─── Material provided
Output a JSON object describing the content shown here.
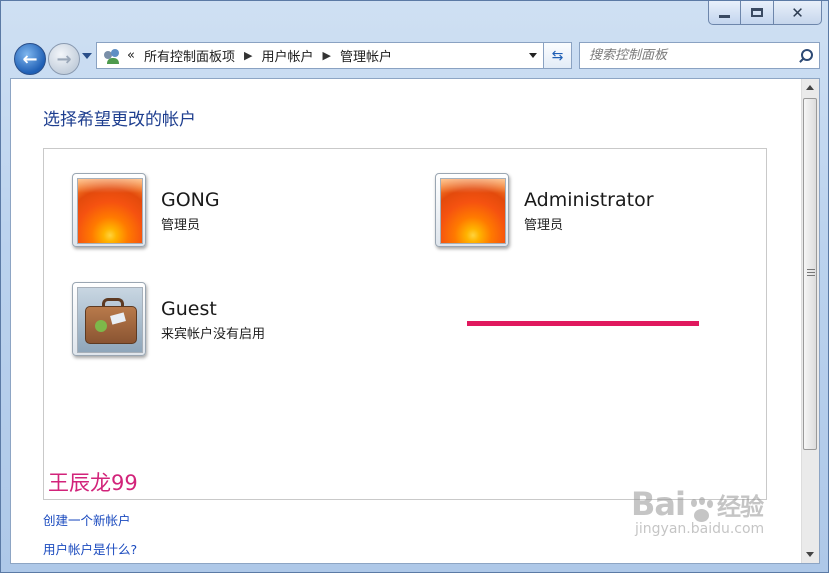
{
  "address_bar": {
    "overflow_chevron": "«",
    "breadcrumbs": [
      "所有控制面板项",
      "用户帐户",
      "管理帐户"
    ]
  },
  "search": {
    "placeholder": "搜索控制面板"
  },
  "main": {
    "heading": "选择希望更改的帐户",
    "accounts": [
      {
        "name": "GONG",
        "role": "管理员",
        "picture": "orange-flower"
      },
      {
        "name": "Administrator",
        "role": "管理员",
        "picture": "orange-flower"
      },
      {
        "name": "Guest",
        "role": "来宾帐户没有启用",
        "picture": "suitcase"
      }
    ],
    "annotation_text": "王辰龙99",
    "annotation_color": "#e0195e"
  },
  "links": {
    "create_account": "创建一个新帐户",
    "what_is_account": "用户帐户是什么?"
  },
  "watermark": {
    "logo": "Bai",
    "logo_suffix": "经验",
    "site": "jingyan.baidu.com"
  },
  "colors": {
    "heading": "#1e3e8f",
    "link": "#1b4bbf",
    "window_frame": "#bcd3ee"
  }
}
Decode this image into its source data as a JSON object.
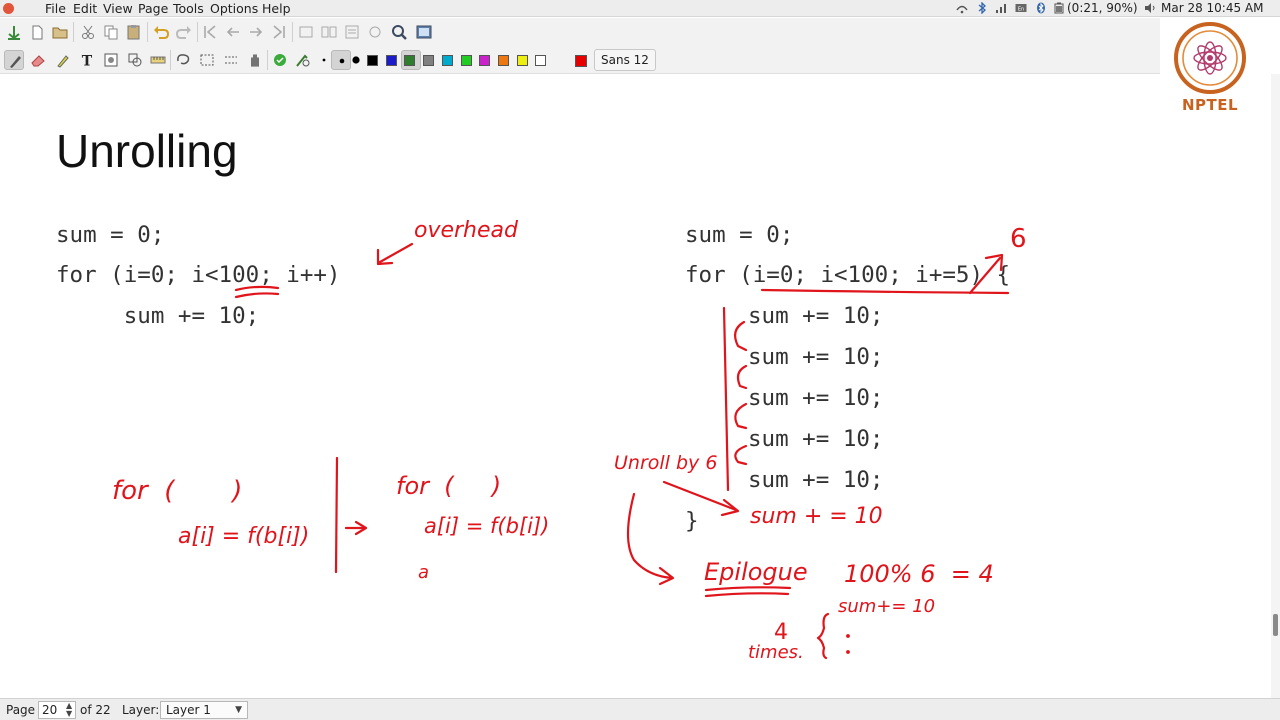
{
  "menubar": {
    "items": [
      "File",
      "Edit",
      "View",
      "Page",
      "Tools",
      "Options",
      "Help"
    ],
    "tray": {
      "battery": "(0:21, 90%)",
      "clock": "Mar 28 10:45 AM"
    }
  },
  "toolbar": {
    "font_label": "Sans  12",
    "colors": [
      "#000000",
      "#1c1cc8",
      "#2f7d2f",
      "#808080",
      "#00aacc",
      "#22cc22",
      "#cc22cc",
      "#ee7711",
      "#eeee11",
      "#ffffff",
      "#e60000"
    ],
    "selected_color": "#e60000"
  },
  "logo": {
    "text": "NPTEL"
  },
  "slide": {
    "title": "Unrolling",
    "left_code": [
      "sum = 0;",
      "for (i=0; i<100; i++)",
      "     sum += 10;"
    ],
    "right_code": [
      "sum = 0;",
      "for (i=0; i<100; i+=5) {",
      "sum += 10;",
      "sum += 10;",
      "sum += 10;",
      "sum += 10;",
      "sum += 10;",
      "}"
    ]
  },
  "annotations": {
    "overhead": "overhead",
    "six": "6",
    "unroll": "Unroll by 6",
    "sum_extra": "sum + = 10",
    "epilogue": "Epilogue",
    "mod": "100% 6  = 4",
    "sum_small": "sum+= 10",
    "four": "4",
    "times": "times.",
    "for1": "for  (       )",
    "body1": "a[i] = f(b[i])",
    "for2": "for  (     )",
    "body2": "a[i] = f(b[i])",
    "a_partial": "a"
  },
  "statusbar": {
    "page_label": "Page",
    "page_value": "20",
    "of_label": "of 22",
    "layer_label": "Layer:",
    "layer_value": "Layer 1"
  }
}
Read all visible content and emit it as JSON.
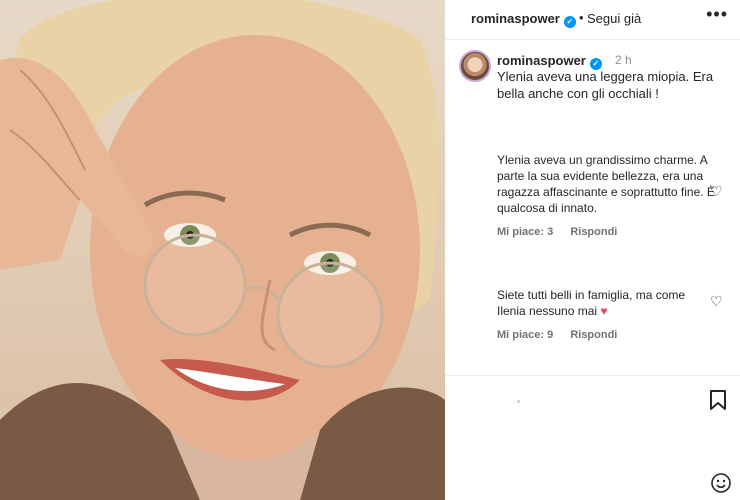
{
  "header": {
    "username": "rominaspower",
    "separator": "•",
    "follow_label": "Segui già",
    "more_icon": "more-dots-icon"
  },
  "caption": {
    "username": "rominaspower",
    "time": "2 h",
    "text": "Ylenia aveva una leggera miopia. Era bella anche con gli occhiali !"
  },
  "comments": [
    {
      "text": "Ylenia aveva un grandissimo charme. A parte la sua evidente bellezza, era una ragazza affascinante e soprattutto fine. È qualcosa di innato.",
      "likes": "Mi piace: 3",
      "reply": "Rispondi"
    },
    {
      "text": "Siete tutti belli in famiglia, ma come Ilenia nessuno mai",
      "emoji": "♥",
      "likes": "Mi piace: 9",
      "reply": "Rispondi"
    }
  ],
  "icons": {
    "verified": "verified-badge-icon",
    "heart": "heart-outline-icon",
    "bookmark": "bookmark-icon",
    "emoji": "emoji-smile-icon"
  },
  "colors": {
    "verified": "#0095f6",
    "text": "#262626",
    "muted": "#8e8e8e",
    "heart_red": "#ed4956"
  }
}
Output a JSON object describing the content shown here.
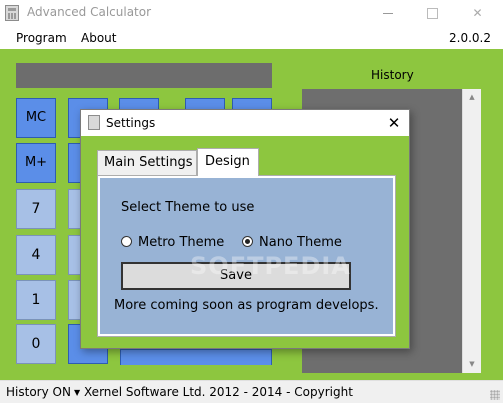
{
  "window": {
    "title": "Advanced Calculator",
    "controls": {
      "minimize": "minimize",
      "maximize": "maximize",
      "close": "✕"
    }
  },
  "menu": {
    "program": "Program",
    "about": "About",
    "version": "2.0.0.2"
  },
  "calculator": {
    "keys": {
      "mc": "MC",
      "m_plus": "M+",
      "k7": "7",
      "k4": "4",
      "k1": "1",
      "k0": "0"
    }
  },
  "history": {
    "label": "History"
  },
  "status": {
    "history_toggle": "History ON",
    "copyright": "Xernel Software Ltd. 2012 - 2014 -  Copyright"
  },
  "settings_dialog": {
    "title": "Settings",
    "close": "✕",
    "tabs": [
      {
        "label": "Main Settings",
        "active": false
      },
      {
        "label": "Design",
        "active": true
      }
    ],
    "design": {
      "heading": "Select Theme to use",
      "themes": [
        {
          "label": "Metro Theme",
          "selected": false
        },
        {
          "label": "Nano Theme",
          "selected": true
        }
      ],
      "save_label": "Save",
      "note": "More coming soon as program develops."
    }
  },
  "watermark": "SOFTPEDIA",
  "colors": {
    "app_background": "#8dc63f",
    "memory_key": "#5b8ee8",
    "number_key": "#a7c0e6",
    "history_panel": "#6e6e6e",
    "tab_page": "#98b3d5"
  }
}
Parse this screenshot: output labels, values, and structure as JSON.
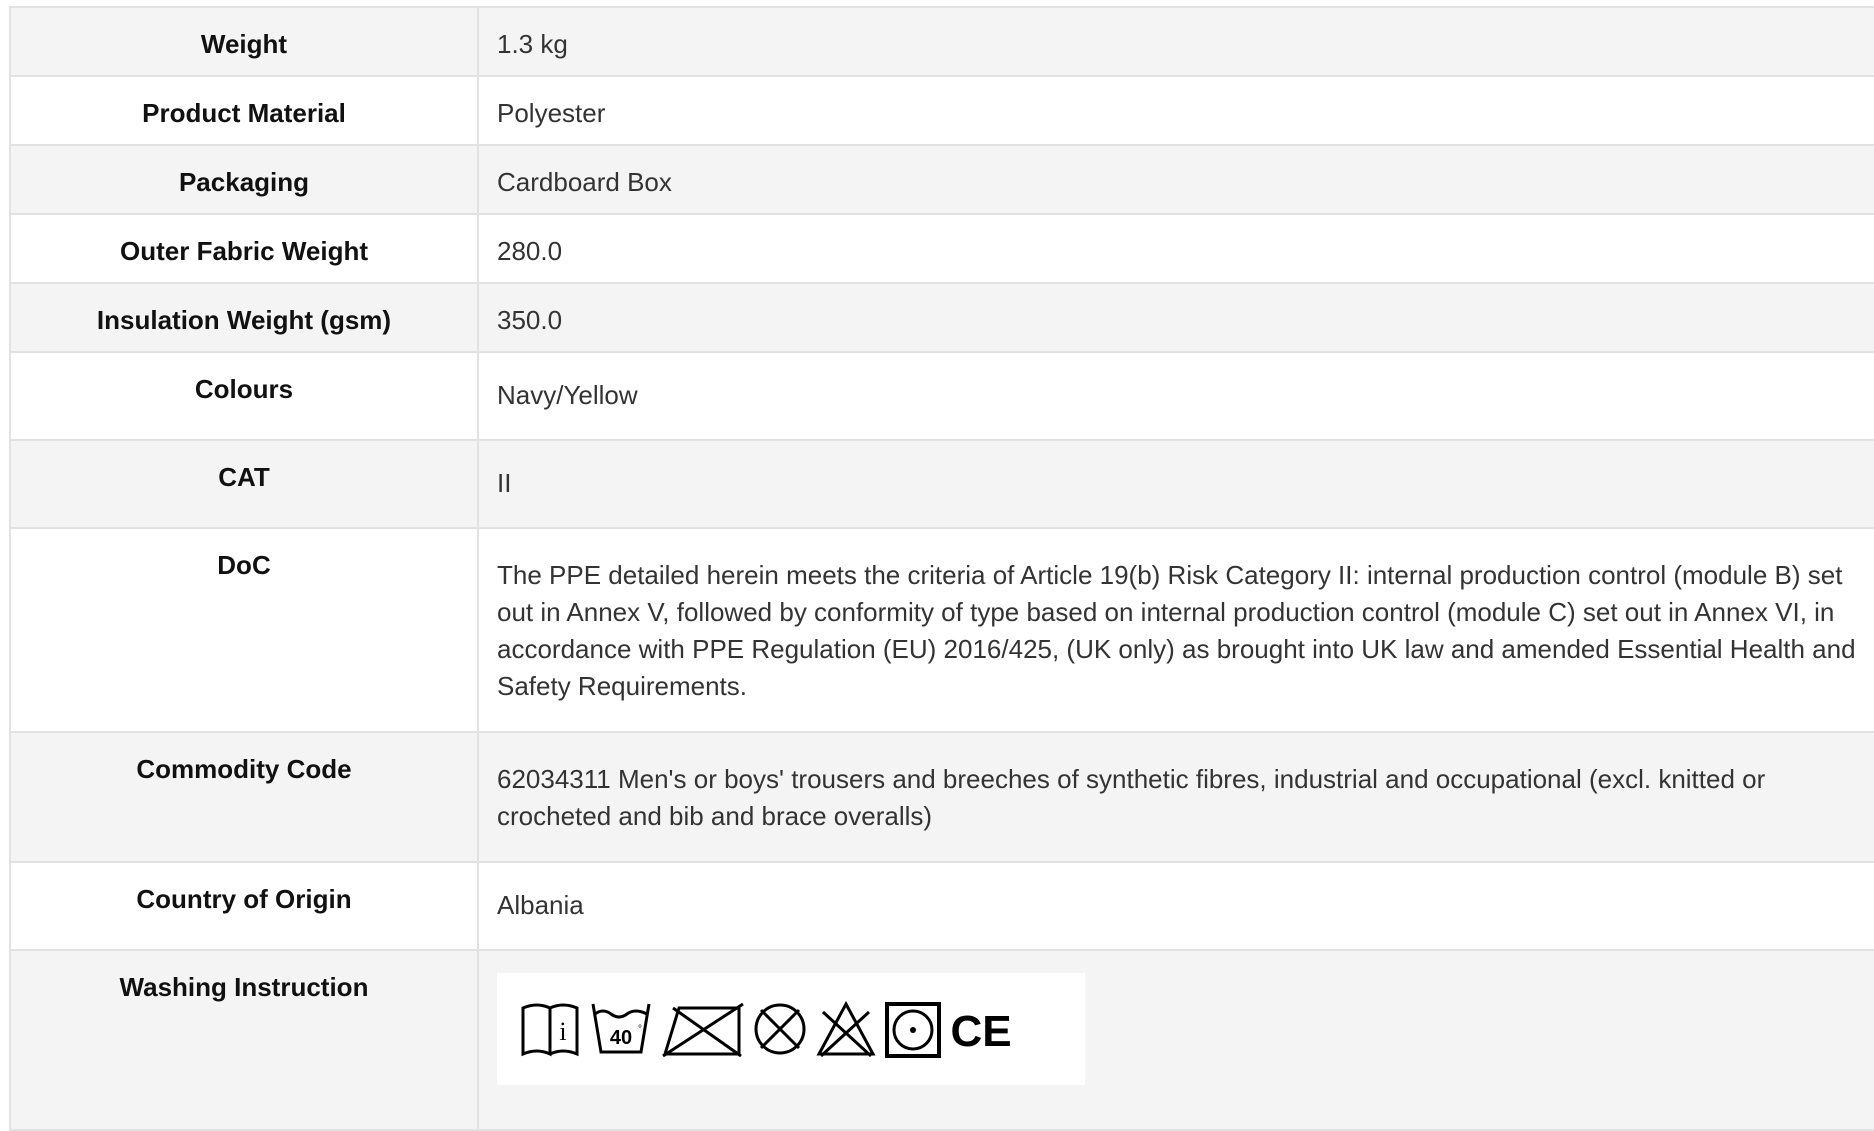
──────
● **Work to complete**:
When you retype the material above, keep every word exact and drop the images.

● **Answer space**:
Output a JSON object describing the content shown here.
{
  "address_bar": {
    "overflow_chevron": "«",
    "breadcrumbs": [
      "所有控制面板项",
      "用户帐户",
      "管理帐户"
    ]
  },
  "search": {
    "placeholder": "搜索控制面板"
  },
  "main": {
    "heading": "选择希望更改的帐户",
    "accounts": [
      {
        "name": "GONG",
        "role": "管理员",
        "picture": "orange-flower"
      },
      {
        "name": "Administrator",
        "role": "管理员",
        "picture": "orange-flower"
      },
      {
        "name": "Guest",
        "role": "来宾帐户没有启用",
        "picture": "suitcase"
      }
    ],
    "annotation_text": "王辰龙99",
    "annotation_color": "#e0195e"
  },
  "links": {
    "create_account": "创建一个新帐户",
    "what_is_account": "用户帐户是什么?"
  },
  "watermark": {
    "logo": "Bai",
    "logo_suffix": "经验",
    "site": "jingyan.baidu.com"
  },
  "colors": {
    "heading": "#1e3e8f",
    "link": "#1b4bbf",
    "window_frame": "#bcd3ee"
  }
}
Decode this image into its source data as a JSON object.
{
  "menubar": {
    "items": [
      "File",
      "Edit",
      "View",
      "Page",
      "Tools",
      "Options",
      "Help"
    ],
    "tray": {
      "battery": "(0:21, 90%)",
      "clock": "Mar 28 10:45 AM"
    }
  },
  "toolbar": {
    "font_label": "Sans  12",
    "colors": [
      "#000000",
      "#1c1cc8",
      "#2f7d2f",
      "#808080",
      "#00aacc",
      "#22cc22",
      "#cc22cc",
      "#ee7711",
      "#eeee11",
      "#ffffff",
      "#e60000"
    ],
    "selected_color": "#e60000"
  },
  "logo": {
    "text": "NPTEL"
  },
  "slide": {
    "title": "Unrolling",
    "left_code": [
      "sum = 0;",
      "for (i=0; i<100; i++)",
      "     sum += 10;"
    ],
    "right_code": [
      "sum = 0;",
      "for (i=0; i<100; i+=5) {",
      "sum += 10;",
      "sum += 10;",
      "sum += 10;",
      "sum += 10;",
      "sum += 10;",
      "}"
    ]
  },
  "annotations": {
    "overhead": "overhead",
    "six": "6",
    "unroll": "Unroll by 6",
    "sum_extra": "sum + = 10",
    "epilogue": "Epilogue",
    "mod": "100% 6  = 4",
    "sum_small": "sum+= 10",
    "four": "4",
    "times": "times.",
    "for1": "for  (       )",
    "body1": "a[i] = f(b[i])",
    "for2": "for  (     )",
    "body2": "a[i] = f(b[i])",
    "a_partial": "a"
  },
  "statusbar": {
    "page_label": "Page",
    "page_value": "20",
    "of_label": "of 22",
    "layer_label": "Layer:",
    "layer_value": "Layer 1"
  }
}
Read all visible content and emit it as JSON.
{
  "header": {
    "username": "rominaspower",
    "separator": "•",
    "follow_label": "Segui già",
    "more_icon": "more-dots-icon"
  },
  "caption": {
    "username": "rominaspower",
    "time": "2 h",
    "text": "Ylenia aveva una leggera miopia. Era bella anche con gli occhiali !"
  },
  "comments": [
    {
      "text": "Ylenia aveva un grandissimo charme. A parte la sua evidente bellezza, era una ragazza affascinante e soprattutto fine. È qualcosa di innato.",
      "likes": "Mi piace: 3",
      "reply": "Rispondi"
    },
    {
      "text": "Siete tutti belli in famiglia, ma come Ilenia nessuno mai",
      "emoji": "♥",
      "likes": "Mi piace: 9",
      "reply": "Rispondi"
    }
  ],
  "icons": {
    "verified": "verified-badge-icon",
    "heart": "heart-outline-icon",
    "bookmark": "bookmark-icon",
    "emoji": "emoji-smile-icon"
  },
  "colors": {
    "verified": "#0095f6",
    "text": "#262626",
    "muted": "#8e8e8e",
    "heart_red": "#ed4956"
  }
}
Output a JSON object describing the content shown here.
{
  "window": {
    "title": "Advanced Calculator",
    "controls": {
      "minimize": "minimize",
      "maximize": "maximize",
      "close": "✕"
    }
  },
  "menu": {
    "program": "Program",
    "about": "About",
    "version": "2.0.0.2"
  },
  "calculator": {
    "keys": {
      "mc": "MC",
      "m_plus": "M+",
      "k7": "7",
      "k4": "4",
      "k1": "1",
      "k0": "0"
    }
  },
  "history": {
    "label": "History"
  },
  "status": {
    "history_toggle": "History ON",
    "copyright": "Xernel Software Ltd. 2012 - 2014 -  Copyright"
  },
  "settings_dialog": {
    "title": "Settings",
    "close": "✕",
    "tabs": [
      {
        "label": "Main Settings",
        "active": false
      },
      {
        "label": "Design",
        "active": true
      }
    ],
    "design": {
      "heading": "Select Theme to use",
      "themes": [
        {
          "label": "Metro Theme",
          "selected": false
        },
        {
          "label": "Nano Theme",
          "selected": true
        }
      ],
      "save_label": "Save",
      "note": "More coming soon as program develops."
    }
  },
  "watermark": "SOFTPEDIA",
  "colors": {
    "app_background": "#8dc63f",
    "memory_key": "#5b8ee8",
    "number_key": "#a7c0e6",
    "history_panel": "#6e6e6e",
    "tab_page": "#98b3d5"
  }
}
Parse this screenshot: output labels, values, and structure as JSON.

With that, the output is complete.